Jesus did not tell his disciples that some people can ‘accept’ being single and some cannot. The verb “accept” in Matthew 19:11 specifically refers to eunuchs, not singles who just haven’t found the right one yet. Eunuchs accept a permanent commitment to Christ, just as married people accept a permanent commitment to each other. Are there public vows? No. Wedding cakes? No. Wedding rings? No. But there other things in the spiritual world we do not see. There is a big, big difference between how the world defines “singles” and how Jesus defined eunuchs. The biggest difference is that eunuchs live chaste lives without sex. This is one of the biggest reasons it is not talked about in churches today. It reminds married people of the faithfulness God expects in marriage. I also think eunuchs include women because Jesus didn’t say anything that would exclude them. I think the metaphor of the eunuch was mainly used to signify permanence, not any specific gender or body part. Single people who don’t know Christ live as single as the absence of a wedding license allows them to. Meetups, hookups, one-night stands, friends with benefits, etc. You name it. As long as they don’t visit a courthouse, they’re legally single. But there is absolutely nothing biblical about a courthouse document.

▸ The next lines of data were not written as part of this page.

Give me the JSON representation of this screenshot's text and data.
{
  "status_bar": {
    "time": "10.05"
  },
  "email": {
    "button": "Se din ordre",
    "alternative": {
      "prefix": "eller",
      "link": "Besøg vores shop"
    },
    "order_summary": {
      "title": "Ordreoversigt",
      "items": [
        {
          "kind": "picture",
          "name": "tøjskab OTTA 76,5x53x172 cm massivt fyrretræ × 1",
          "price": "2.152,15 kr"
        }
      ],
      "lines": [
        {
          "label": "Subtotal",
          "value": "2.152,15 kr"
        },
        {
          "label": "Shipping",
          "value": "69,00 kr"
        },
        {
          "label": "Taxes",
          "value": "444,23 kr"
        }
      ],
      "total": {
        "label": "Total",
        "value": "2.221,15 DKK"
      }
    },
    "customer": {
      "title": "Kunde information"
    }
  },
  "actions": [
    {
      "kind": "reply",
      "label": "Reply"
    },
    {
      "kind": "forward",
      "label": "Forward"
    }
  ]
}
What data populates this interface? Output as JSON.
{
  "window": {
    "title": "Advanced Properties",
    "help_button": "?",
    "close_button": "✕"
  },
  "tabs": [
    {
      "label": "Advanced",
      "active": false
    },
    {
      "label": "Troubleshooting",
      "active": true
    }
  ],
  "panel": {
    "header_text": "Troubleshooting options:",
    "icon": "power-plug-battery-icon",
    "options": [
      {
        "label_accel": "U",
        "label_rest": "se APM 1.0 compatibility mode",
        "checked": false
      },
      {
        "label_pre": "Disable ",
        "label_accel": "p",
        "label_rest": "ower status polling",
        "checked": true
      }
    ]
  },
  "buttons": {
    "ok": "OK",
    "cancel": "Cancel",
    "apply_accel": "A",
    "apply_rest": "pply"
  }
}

When Jesus spoke of eunuchs for the kingdom of heaven, he was not insinuating that a celibate life was as impossible as a man castrating himself. Rather, I think he was trying to explain why celibacy is a gift given only to some, because it is that difficult. In other words, God didn’t deliver a dozen truckloads of apples to my door with a note: “This is my gift to you. God.” Instead, he delivered a small box with a note: “In the box you will find enough seeds to plant 1,000,000 apple trees. It’s up to you to buy the land, till the soil, plant the seeds, and harvest the apples. God.” I hope that puts gift in perspective for you. So, do I walk about with a bright shiny “halo” of celibacy over my head? No. Do I go through life never feeling alone or that I need someone to talk to? No. Do I never notice the beauty of a woman? No. If you’re married, think about all the things your spouse does for you. Think about how much you depend on him or her. I depend on God for those same things everyday. I’m committed to him just as you are to your spouse. You may not find the marriage license in courthouse records. But it’s just as real.